Sector Manager of NH Groundfish Sectors,
Northeast Fisheries Sectors XI and XII
“I work for fishermen to make them more money and deal with the government on their behalf,” responds Josh Wiersma after much thought when asked if he could briefly describe what it is he does as sector manager. This is Josh’s 3rd year as sector manager and he has been working since the start of sectors as a whole, a concept which he had helped establish. Josh did his undergrad at the University of Maine studying environmental policy and management and then began grad school at the University of New Hampshire studying the fishing industry under advisor, Rob Robertson. While at UNH, he received funding to study the idea of collaborative research between fishermen and scientists, the overarching idea being that scientists would conduct research on fishermen’s boats, integrating the two fields with the hopes of finding a way that the two could benefit from each other. Josh later began a PhD program for environmental and natural resource economics at the University of Rhode Island.
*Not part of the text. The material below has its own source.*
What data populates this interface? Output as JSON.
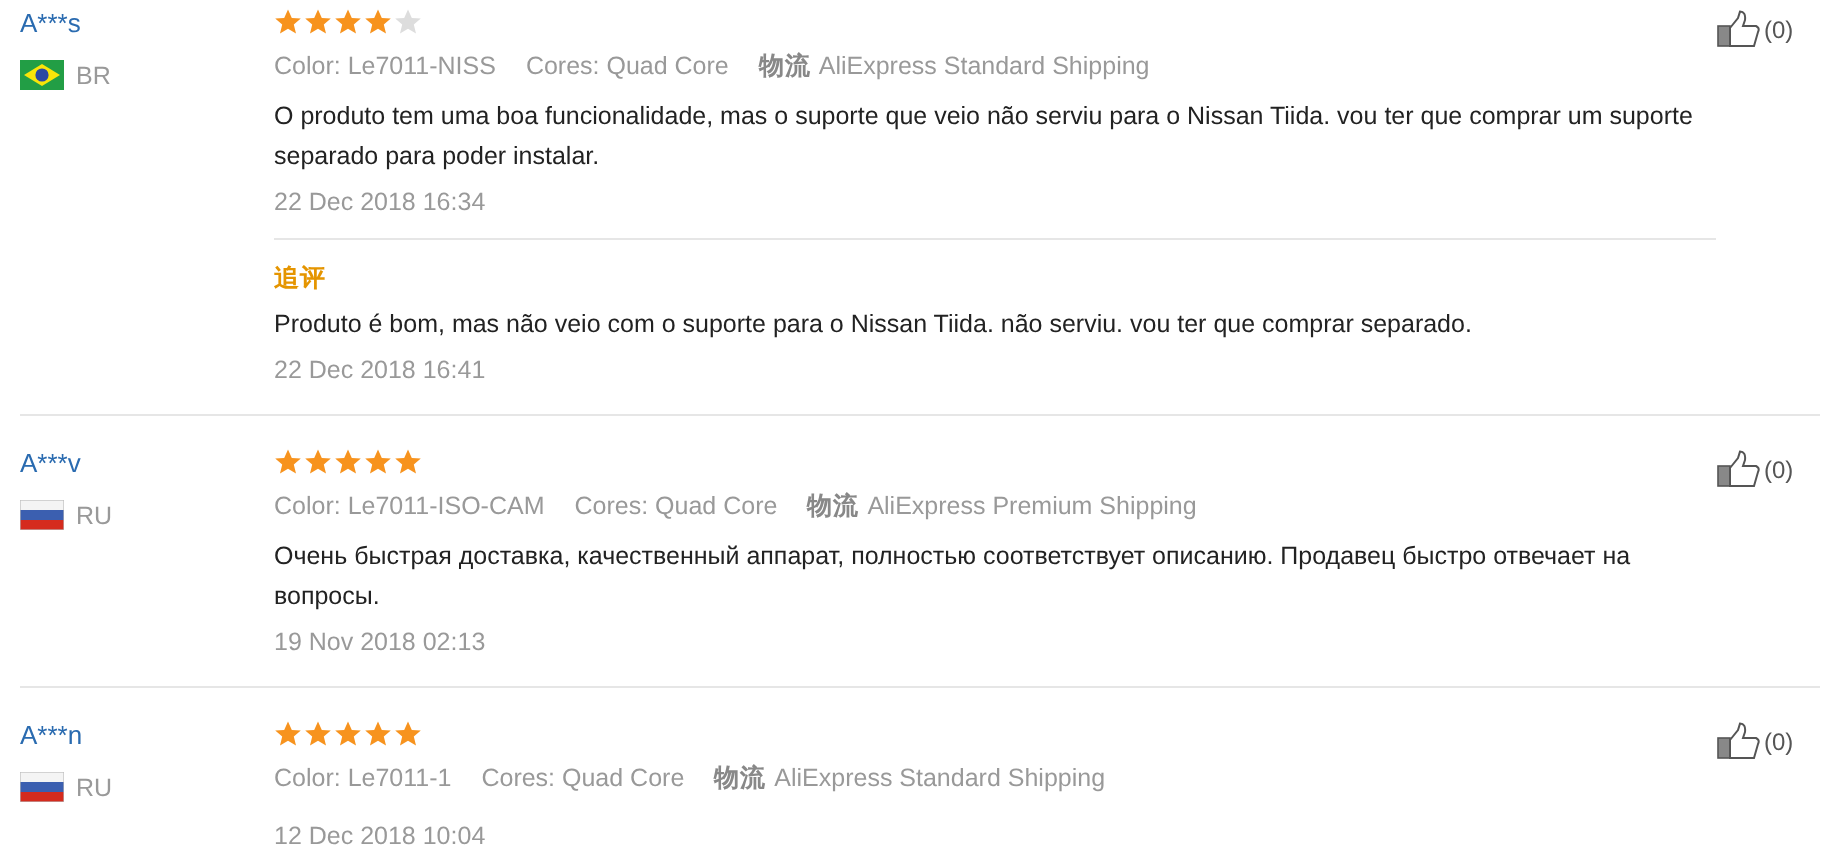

Josh later went on to receive additional funding for his research through the nation-wide program, Sea Grant, to extend the work he had done previously at the University of New Hampshire, studying the benefits of collaborative research between fishermen and scientists. At the heart of his research was the quest to determine what wold be the total value to New England fisheries, and through doing so Josh slowly became increasingly engrossed with the fishing industry as a whole. It wasn’t long before Massachusetts’ Fishermen’s Partnership began funding his work in addition to his previous funding. By means of conducting his various field studies, over time, Josh was introduced to all of the fishermen in Gloucester, Massachusetts at the time.
Josh soon began working with the Northeast Seafood Coalition, an organization established to better represent fishermen as a whole, throughout New England. The overall goal of the coalition at the time being to organize 12 of the 17 sector groups, transitioning them from a system of cut-throat fishing, to a system where they all worked as part of the same organization with a common goal in mind, preserving the future of fishing throughout New England. From that point on, the idea of sectors began to take off, and currently all of New England’s fishermen are grouped into sectors with a manager assigned to each sector for an increased level of organization. Josh was assigned as manager of Northeast Fisheries Sectors XI and XII.
Originally from Maine, Josh currently lives in Dracut, Massachusetts with his wife, a chemical engineer, and his 14 month-old baby girl, Alba. His hobbies consist of playing ice hockey twice a week, as well as oil painting, and biking. Having worked all throughout the seacoast’s fishing industry the past couple of years, Josh claims to have met over half of all of the commercial fishermen in New England. “Not only do I get to work with them,” shares Josh, “but I consider them all my really good friends, and I’m certain they’ll be loyal friends of mine until the day their boat sinks.”
Having helped design the sector program himself, he takes a lot of pride in the work that he does. Working from his office at Portsmouth Harbor, Josh shares his tasks as as sector manager to consist of managing the quota they’ve been allocated as a sector, acting as a sort of broker in a way, buying and selling the rights to catch fish on the fishermen’s behalf. This concept is known as the Annual Catch Entitlement, or ACE. It is also Josh’s responsibility to report his sectors’ weekly total catch to the government, in addition to participating in various research projects, managing the sectors’ finances, as well as enforcing the rules of the sector.
Josh strongly believes in an ecosystem-based management program. When asked about sustainable fisheries, he responds, “As the ocean changes so do the fishermen, as the fishermen change, so does the ocean. To me you can’t separate the two. You have to maintain a diverse fleet. That’s what I’d like to see sustained.” Josh feels that the sustainability of our local fish stock is no different than supporting your small, local farms. He suggests if we don’t support our local farms, then all small-scale farms will be consolidated and we’ll be left with nothing but industrial agriculture, where only a handful of different kinds of vegetables will be grown, and no other options will exist. “It’s the same way with fishing,” he exclaims passionately. “There’s a direct relationship between the viability of the smaller, family-run fishing businesses we have here in New Hampshire, as well as the sustainability of the fish stocks, and the overall health of the ecosystem.” He argues that if the diverse fishing fleet we have left on our seacoast today, is forced to consolidate and sell to one large superpower, then they’re not going to care about what they’re catching because they’re livelihoods won’t depend on it; they won’t depend on it the way our local fishermen depend on it.
From Sector Manager, Josh Wiersma, to NH Seafood Consumers:
Support your local fishermen, but not necessarily always by buying local. Question where your seafood comes from at restaurants and markets. Demand local fish.